This is a great time to apply for naturalization before fees increase!  If you have any questions about your eligibility to become a US citizen, contact the Mazza Law Group today!

Attorney Stolinas admitted | American Immigration Lawyers Assoc.

State College Attorney Helen Stolinas of The Mazza Law Group, PC, has recently been admitted to the American Immigration Lawyers Association (AILA), the national association of immigration lawyers established to promote justice, advocate for fair and reasonable immigration law and policy, advance the quality of immigration and nationality law and practice, and enhance the professional development of its members.

In order to become a member of AILA, an attorney must be admitted to the bar of his or her state, and is subject to approval by the national and local chapters.  Attorney Stolinas was qualified for admission due to her good standing as a member of the Pennsylvania Bar since 1992.

Within the past several months, Ms. Stolinas has consulted with clients and family members of individuals seeking Immigration benefits from Mexico, South Africa, the Philippines, Tanzania, India, China, and Kenya. Regarding her practice, Stolinas states: “Immigration law is extremely complex and ever-changing.  It is important to remain up to date on these changes in law and policy, and the resources provided by AILA help me do that.”

In addition to American Immigration Law, Ms. Stolinas’ practice areas include Criminal Defense and Civil Litigation.  If you have a legal question about your Immigration status or that of a loved one, please contact The Mazza Law Group to schedule an appointment.

 

Child Return following Removal | International Custody Law

The Hague Convention on the Civil Aspects of Child Abduction provides a method for petitioning for child return following removal from his or her “habitual residence” to another country.  However, the Convention only applies in signatory countries listed here.

In an interesting decision earlier this week, the 3rd Circuit Court of Appeals decided whether the Hague Convention would apply to require the child return to where they had lived on the Caribbean island of St. Martin but had been taken to the United States by a parent.  The interesting issue arises because St. Martin, a 34 square-mile island, is home to two distinct, but highly integrated countries- French St. Martin and Dutch Sint Maarten.  French St. Martin is a signatory to the Convention (through France), while Dutch Sint Maarten is not.

In Didon v. Castillo, the issue for the court was whether the Hague Convention would apply- given that the child had a home in Dutch Sint Maarten, but the father worked in, and the child attended school in, French St. Martin.  Additionally, the family’s administrative affairs, such as the child’s insurance, were managed in French St. Martin.
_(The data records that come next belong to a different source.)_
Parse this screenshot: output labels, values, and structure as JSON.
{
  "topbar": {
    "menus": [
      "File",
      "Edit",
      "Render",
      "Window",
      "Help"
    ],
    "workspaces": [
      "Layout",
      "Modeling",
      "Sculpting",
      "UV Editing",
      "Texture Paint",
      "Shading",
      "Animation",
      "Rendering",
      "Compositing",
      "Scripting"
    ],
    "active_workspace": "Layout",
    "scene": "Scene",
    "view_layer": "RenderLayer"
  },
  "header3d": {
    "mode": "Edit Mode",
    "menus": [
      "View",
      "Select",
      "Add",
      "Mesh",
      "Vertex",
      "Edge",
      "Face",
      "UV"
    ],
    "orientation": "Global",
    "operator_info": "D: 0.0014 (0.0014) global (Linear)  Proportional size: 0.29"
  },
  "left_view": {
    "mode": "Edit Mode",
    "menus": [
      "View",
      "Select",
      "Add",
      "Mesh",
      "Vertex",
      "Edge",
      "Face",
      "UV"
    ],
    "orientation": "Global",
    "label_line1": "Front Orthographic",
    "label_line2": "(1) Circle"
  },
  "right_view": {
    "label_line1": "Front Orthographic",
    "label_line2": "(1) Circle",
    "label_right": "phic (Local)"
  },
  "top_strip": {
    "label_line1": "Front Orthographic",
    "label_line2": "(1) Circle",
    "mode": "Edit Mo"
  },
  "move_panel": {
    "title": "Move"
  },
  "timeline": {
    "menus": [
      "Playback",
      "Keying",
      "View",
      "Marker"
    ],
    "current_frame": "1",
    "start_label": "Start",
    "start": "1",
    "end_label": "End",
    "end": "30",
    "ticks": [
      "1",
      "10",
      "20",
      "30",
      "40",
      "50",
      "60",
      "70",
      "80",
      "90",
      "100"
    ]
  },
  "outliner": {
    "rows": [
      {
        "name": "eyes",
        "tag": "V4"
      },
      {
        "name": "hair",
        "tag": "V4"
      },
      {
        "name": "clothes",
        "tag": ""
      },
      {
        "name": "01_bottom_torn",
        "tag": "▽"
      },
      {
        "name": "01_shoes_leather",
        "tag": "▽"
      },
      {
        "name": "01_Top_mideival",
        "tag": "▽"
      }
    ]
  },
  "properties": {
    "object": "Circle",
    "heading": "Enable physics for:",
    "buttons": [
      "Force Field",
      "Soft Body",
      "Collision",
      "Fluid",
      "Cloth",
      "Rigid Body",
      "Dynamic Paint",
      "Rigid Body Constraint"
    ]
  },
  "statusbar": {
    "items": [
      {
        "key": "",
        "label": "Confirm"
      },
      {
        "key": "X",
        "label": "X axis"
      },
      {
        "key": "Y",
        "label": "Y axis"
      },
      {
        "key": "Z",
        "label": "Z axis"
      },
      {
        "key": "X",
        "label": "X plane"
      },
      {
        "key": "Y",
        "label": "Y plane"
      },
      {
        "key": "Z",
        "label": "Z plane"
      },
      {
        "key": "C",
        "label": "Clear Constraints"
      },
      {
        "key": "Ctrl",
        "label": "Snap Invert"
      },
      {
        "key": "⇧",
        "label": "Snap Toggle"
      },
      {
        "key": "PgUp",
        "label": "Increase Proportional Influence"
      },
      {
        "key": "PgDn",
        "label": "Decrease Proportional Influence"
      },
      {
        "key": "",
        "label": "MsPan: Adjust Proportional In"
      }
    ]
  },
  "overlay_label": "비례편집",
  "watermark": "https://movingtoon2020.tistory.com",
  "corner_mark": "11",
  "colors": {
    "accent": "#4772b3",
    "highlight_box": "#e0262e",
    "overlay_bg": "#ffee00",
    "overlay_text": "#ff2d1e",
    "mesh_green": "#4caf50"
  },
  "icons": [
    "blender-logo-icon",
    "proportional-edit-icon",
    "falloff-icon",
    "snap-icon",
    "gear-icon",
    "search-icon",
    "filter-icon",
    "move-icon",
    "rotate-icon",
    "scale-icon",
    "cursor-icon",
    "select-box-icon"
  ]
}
When the mother brought the child to the Pennsylvania for a family wedding but failed to return as promised, father filed a petition in the Middle District of Pennsylvania under the Hague Convention, which would mandate the child’s return if it was applicable.  The court granted the petition, and ordered the child returned to father, holding that the Hague Convention did apply, based on a finding that the child was a concurrent resident of both French Saint Martin and Dutch Sint Maarten.

On appeal, mother argued that the Hague Convention did not apply because the children lived in the non-signatory country of Dutch Sint Maarten.  In its analysis of the issue, the 3rd circuit concluded that while it was possible for a child to have alternating habitual residences (where the child would have homes in two countries and spend equal periods in both), that concurrent habitual residences, as argued by father, were not contemplated by the convention.

Therefore, since the child’s home was in Dutch Sint Maarten, the Hague Convention did not apply and the 3rd Circuit ordered that the child return to the United States.

The experienced attorneys at The Mazza Law Group can help with complex legal issues.  Call today for a consultation.